ODOT workers uncover ancient past with future implications

ODOT workers uncover ancient past with future implications »Play Video
These are some of the trees that ODOT workers discovered preserved in an ancient landslide. Carbon dating found they are between 50,000 and 60,000 years old.

PORTLAND, Ore. - State workers have uncovered the remnants of the region’s ancient past along an Oregon highway project that could shed light on what the Northwest looked like before the ice age and what disasters may lie ahead.

Oregon Department of Transportation workers discovered trees at least 50,000 years old that were buried 150 feet below ground during an ancient landslide. They found the pieces while digging into hillsides near Eddyville along Highway 20.

The trees, some of them currently resting in ODOT’s Corvallis yard, were encased in clay during a debris flow tens of thousands of years before the last ice age. Project Manager Joe Squire, who’s not only an engineer but also a geologist, knew the trees were significant as soon as they were unearthed.

“They were cedar logs and they had bark on them. They had root wads on them. There were small branches,” he said. “You don’t see well-preserved wood 150 feet below grade too often, and when you do, you have to imagine, how did it get there?”

With his geological background and knowledge of earth movements in the area, Squire knew it had to be a major ancient slide.

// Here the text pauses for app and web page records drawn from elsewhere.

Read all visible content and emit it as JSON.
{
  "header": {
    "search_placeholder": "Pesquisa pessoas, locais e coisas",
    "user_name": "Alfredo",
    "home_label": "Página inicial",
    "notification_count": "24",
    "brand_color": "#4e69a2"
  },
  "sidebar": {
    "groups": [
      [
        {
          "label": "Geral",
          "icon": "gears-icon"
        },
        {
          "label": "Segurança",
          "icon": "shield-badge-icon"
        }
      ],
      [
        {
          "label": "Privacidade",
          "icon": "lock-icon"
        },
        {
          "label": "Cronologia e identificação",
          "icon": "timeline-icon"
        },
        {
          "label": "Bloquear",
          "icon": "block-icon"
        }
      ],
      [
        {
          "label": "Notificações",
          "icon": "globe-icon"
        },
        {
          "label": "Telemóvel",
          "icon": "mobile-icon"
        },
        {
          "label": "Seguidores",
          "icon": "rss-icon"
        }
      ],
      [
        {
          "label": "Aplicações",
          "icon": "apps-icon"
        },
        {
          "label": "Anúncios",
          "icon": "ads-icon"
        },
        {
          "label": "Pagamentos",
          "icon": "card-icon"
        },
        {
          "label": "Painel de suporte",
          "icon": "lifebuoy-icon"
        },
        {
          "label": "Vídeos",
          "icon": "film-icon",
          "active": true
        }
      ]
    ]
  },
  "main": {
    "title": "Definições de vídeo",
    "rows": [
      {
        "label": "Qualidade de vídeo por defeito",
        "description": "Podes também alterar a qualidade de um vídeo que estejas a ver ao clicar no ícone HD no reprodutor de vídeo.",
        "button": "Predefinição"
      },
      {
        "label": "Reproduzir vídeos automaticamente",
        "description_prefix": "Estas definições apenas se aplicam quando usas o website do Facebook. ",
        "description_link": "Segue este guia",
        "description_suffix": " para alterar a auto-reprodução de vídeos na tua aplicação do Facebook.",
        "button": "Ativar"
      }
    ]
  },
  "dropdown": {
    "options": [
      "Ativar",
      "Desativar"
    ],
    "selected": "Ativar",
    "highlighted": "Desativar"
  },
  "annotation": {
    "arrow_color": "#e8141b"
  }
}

“It was probably a brutal day out here (when the landslide happened) if you were a deer or an elk and it takes down the forest and the trees and the whole works,” he said.

Squire began snapping pictures of the find and immediately got scientists at Oregon State University, the University of Arizona and Fresno State onboard. Carbon dating proved the trees were between 50,000 and 60,000 years old.

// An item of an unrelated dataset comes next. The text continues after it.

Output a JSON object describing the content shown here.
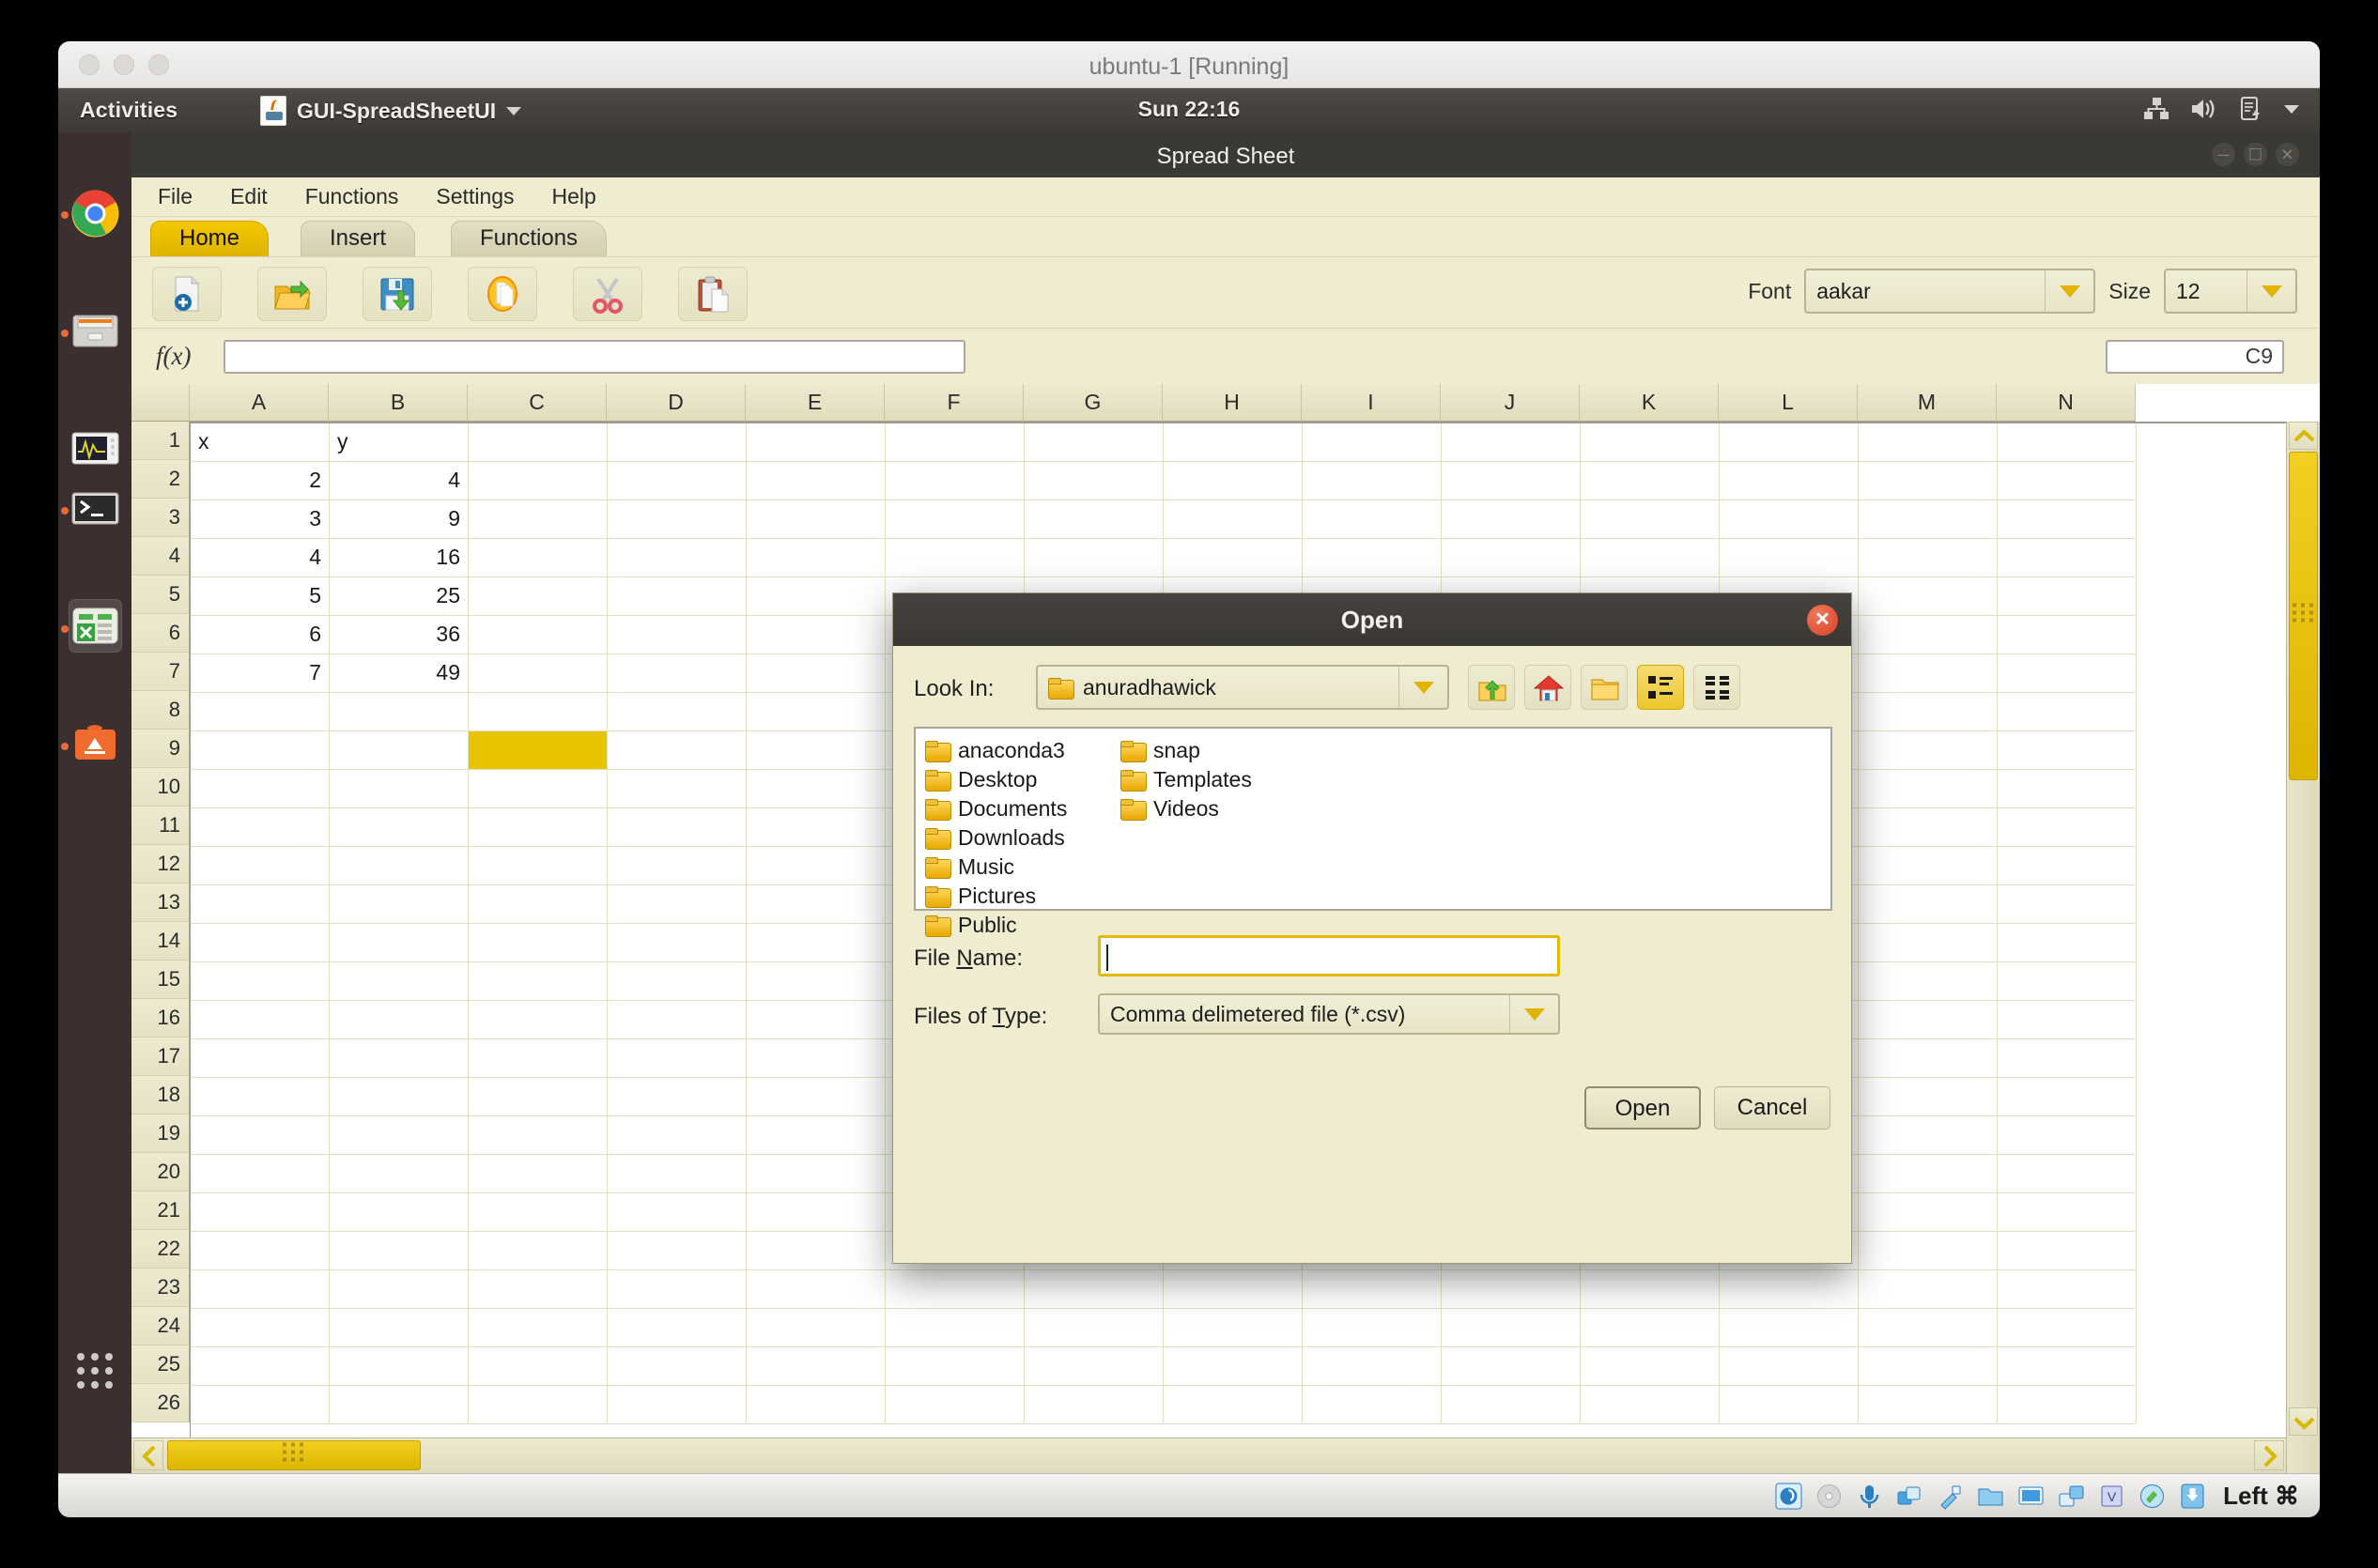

Those dates are important to Portland State University geologist Scott Burns, an authority on landslides and debris flows.

“That gives us the date when the tree died and then it is telling us when that particular landslide probably occurred,” he said.

Burns said it’s another piece to the puzzle for geologists studying not only these devastating events but also the giant historical earthquakes which have occurred along the coastline.

“We can put together a record and see how often these big earthquakes occur,” he said. “And so if we can get them over the last 50,000 years, then we can say this is what happened in the past and this will be the recurrence interval for the future.”

It gives scientists an idea of when the region can expect a major tsunami like the one that nearly wiped out Sumatra. Coincidentally, the very highway project where the discovery was made will serve as an escape route for tsunami survivors when the Big One hits here.

In addition to the trees, Squire said boulders the size of suburbans where also found. “It’s not layered at all. It’s just a jumble of material,” he said.

The nature of the slide also preserved pine cones with seeds, bark, roots, pollen and possibly fossilized insect remains.

The scientists studying the trees said that not only will they help them and others understand what the earth was like when the slide occurred but it may also tell them what can be expected if global warming continues. They hope the trees will help explain how plant life will respond and what that could mean for the future of humanity.

There have only been three other discoveries like this in the world. One was on the Oregon Coast and the other two were in Chile and New Zealand.